Other strategies that have progressed to phase I trials in uninfected persons include peptides, lipopeptides, DNA, an attenuated Salmonella vector, lipopeptides, p24, etc. Specifically, candidate vaccines that induce one or more of the following are being sought:
On December 13 2004, a large phase II clinical trial of a novel HIV vaccine began enrolling volunteers at sites in North America, South America, the Caribbean and Australia. The organizers were seeking 3,000 participants. The trial was co-funded by the National Institute of Allergy and Infectious Diseases (NIAID), part of the National Institutes of Health (NIH), and the pharmaceutical company Merck & Co. Inc. Merck developed the experimental vaccine called V520 to stimulate HIV-specific cellular immunity, which prompts the body to produce T cells that kill HIV-infected cells. In previous smaller trials, this vaccine was found to be safe and to induce cellular immune responses against HIV in more than half of volunteers.
V520 contains a weakened adenovirus that serves as a carrier for three subtype B HIV genes. Subtype B is the most prevalent HIV subtype in the regions of the study sites. Adenoviruses are among the main causes of upper respiratory tract ailments such as the common cold. Because the vaccine contains only three HIV genes housed in a weakened adenovirus, study participants cannot become infected with HIV or get a respiratory infection from the vaccine. It was announced in September 2007 that the trial for V520 would be discontinued after it determined that the vaccination was ineffective.  Additionally, it appears that V520 may have made recipients more receptive to infection by HIV-1. 
Organizers expected results in 2009, however in September 2007 declared the vaccine a failure. 
Novel approaches, including modified vaccinia Ankara (MVA), adeno-associated virus, Venezuelan Equine Encephalitis (VEE) replicons, and codon-optimized DNA have proven to be strong inducers of CTL in macaque models, and have provided at least partial protection in some models. Most of these approaches are in, or will soon enter, clinical studies.
Economics of vaccine development
A June 2005 study estimates that $682 million is spent on AIDS vaccine research annually.
Economic issues with developing an AIDS vaccine include the need for advance purchase commitment (or advance market commitments) because after an AIDS vaccine has been developed, governments and NGOs may be able to bid the price down to marginal cost.
Some conservatives, such as Reginald Finger, M.D., M.P.H., a member of the Advisory Committee on Immunization Practices (ACIP) in the U.S., have stated that the Committee would have to carefully consider an HIV vaccine's effects on sexual activity. ACIP is a government committee linked to the Centers for Disease Control. ACIP is charged with advising the President on prevention of vaccine-related diseases. Dr. Finger's term expired in June, 2006.
Similar controversy has arisen in response to the recent introduction of the HPV vaccine, which prevents infection with certain strains of human papillomavirus, another sexually transmitted disease.
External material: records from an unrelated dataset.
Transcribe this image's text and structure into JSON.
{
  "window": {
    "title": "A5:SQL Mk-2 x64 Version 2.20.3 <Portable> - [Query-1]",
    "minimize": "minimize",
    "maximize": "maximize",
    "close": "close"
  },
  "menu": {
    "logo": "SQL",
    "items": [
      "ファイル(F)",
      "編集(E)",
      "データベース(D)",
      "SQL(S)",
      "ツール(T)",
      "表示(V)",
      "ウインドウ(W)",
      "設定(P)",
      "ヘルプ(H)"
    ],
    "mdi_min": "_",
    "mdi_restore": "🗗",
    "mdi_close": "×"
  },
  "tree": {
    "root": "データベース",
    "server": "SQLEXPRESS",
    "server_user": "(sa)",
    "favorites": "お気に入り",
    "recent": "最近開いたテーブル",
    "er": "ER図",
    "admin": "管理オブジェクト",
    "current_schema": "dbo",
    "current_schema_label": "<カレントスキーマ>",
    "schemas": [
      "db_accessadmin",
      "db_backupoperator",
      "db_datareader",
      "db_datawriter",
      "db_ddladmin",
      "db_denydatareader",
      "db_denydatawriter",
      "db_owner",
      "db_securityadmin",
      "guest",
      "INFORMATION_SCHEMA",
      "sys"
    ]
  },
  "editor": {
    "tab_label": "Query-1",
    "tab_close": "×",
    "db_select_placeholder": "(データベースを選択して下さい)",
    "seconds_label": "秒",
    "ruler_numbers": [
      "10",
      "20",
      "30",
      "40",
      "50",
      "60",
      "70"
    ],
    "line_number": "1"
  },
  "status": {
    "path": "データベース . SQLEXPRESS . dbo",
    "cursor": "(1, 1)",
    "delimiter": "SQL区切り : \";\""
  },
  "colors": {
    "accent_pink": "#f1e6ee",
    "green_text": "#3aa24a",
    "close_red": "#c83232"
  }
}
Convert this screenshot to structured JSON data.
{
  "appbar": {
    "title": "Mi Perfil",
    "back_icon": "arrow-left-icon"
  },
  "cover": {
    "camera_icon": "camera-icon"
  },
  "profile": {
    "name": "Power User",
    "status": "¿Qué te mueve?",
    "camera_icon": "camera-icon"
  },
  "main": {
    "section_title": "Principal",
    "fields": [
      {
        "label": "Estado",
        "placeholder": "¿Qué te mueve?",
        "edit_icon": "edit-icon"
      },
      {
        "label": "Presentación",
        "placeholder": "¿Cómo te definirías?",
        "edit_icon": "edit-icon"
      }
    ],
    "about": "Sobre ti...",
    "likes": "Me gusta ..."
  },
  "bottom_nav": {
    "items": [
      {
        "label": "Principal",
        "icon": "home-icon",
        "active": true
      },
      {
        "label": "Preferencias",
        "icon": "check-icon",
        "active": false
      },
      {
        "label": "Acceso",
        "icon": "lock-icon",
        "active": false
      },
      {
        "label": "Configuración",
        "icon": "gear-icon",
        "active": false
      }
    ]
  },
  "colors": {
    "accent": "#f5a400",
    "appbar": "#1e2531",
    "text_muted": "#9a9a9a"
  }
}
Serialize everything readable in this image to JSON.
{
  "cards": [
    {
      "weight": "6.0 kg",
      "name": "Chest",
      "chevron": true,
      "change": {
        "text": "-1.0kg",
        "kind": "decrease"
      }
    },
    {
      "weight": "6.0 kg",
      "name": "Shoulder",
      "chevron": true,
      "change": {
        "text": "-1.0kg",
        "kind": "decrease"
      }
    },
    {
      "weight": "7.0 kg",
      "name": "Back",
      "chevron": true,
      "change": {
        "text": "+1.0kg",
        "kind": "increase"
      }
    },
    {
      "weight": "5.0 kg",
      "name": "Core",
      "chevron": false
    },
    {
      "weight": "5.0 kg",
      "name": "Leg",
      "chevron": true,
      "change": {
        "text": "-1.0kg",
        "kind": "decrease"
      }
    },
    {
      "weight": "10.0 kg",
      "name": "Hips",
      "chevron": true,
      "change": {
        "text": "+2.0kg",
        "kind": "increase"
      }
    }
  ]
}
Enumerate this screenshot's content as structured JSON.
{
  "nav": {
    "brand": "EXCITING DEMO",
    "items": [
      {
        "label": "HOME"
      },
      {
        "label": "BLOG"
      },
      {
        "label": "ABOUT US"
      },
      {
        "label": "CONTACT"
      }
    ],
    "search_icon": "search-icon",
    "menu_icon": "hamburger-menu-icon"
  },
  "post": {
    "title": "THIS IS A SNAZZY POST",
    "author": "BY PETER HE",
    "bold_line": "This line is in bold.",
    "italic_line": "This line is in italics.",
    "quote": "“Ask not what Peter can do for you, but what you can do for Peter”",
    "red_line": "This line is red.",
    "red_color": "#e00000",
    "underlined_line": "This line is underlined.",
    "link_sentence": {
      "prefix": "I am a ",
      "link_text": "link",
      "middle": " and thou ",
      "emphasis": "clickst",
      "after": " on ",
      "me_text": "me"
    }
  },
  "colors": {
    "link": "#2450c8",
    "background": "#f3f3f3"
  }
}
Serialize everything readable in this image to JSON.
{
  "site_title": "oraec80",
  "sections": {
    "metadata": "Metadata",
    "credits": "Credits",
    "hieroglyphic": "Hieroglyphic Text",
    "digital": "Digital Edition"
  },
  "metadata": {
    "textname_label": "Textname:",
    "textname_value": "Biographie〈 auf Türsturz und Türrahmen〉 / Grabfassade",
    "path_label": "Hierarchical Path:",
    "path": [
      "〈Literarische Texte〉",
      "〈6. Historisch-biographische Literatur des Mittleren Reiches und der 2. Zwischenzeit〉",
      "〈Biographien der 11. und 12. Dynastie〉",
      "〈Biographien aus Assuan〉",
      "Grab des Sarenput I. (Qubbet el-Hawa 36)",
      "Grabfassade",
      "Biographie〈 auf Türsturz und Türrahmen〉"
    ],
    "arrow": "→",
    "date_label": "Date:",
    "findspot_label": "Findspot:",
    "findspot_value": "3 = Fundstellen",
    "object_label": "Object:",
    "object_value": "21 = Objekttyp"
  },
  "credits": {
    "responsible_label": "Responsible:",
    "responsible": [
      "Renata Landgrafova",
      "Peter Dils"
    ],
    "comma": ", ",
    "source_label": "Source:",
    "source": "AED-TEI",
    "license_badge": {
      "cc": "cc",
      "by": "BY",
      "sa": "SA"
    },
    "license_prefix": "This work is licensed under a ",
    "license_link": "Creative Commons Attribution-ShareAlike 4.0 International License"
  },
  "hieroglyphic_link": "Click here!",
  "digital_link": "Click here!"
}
|This article is licensed under the GNU Free Documentation License. It uses material from the Wikipedia article "HIV_vaccine". A list of authors is available in Wikipedia.|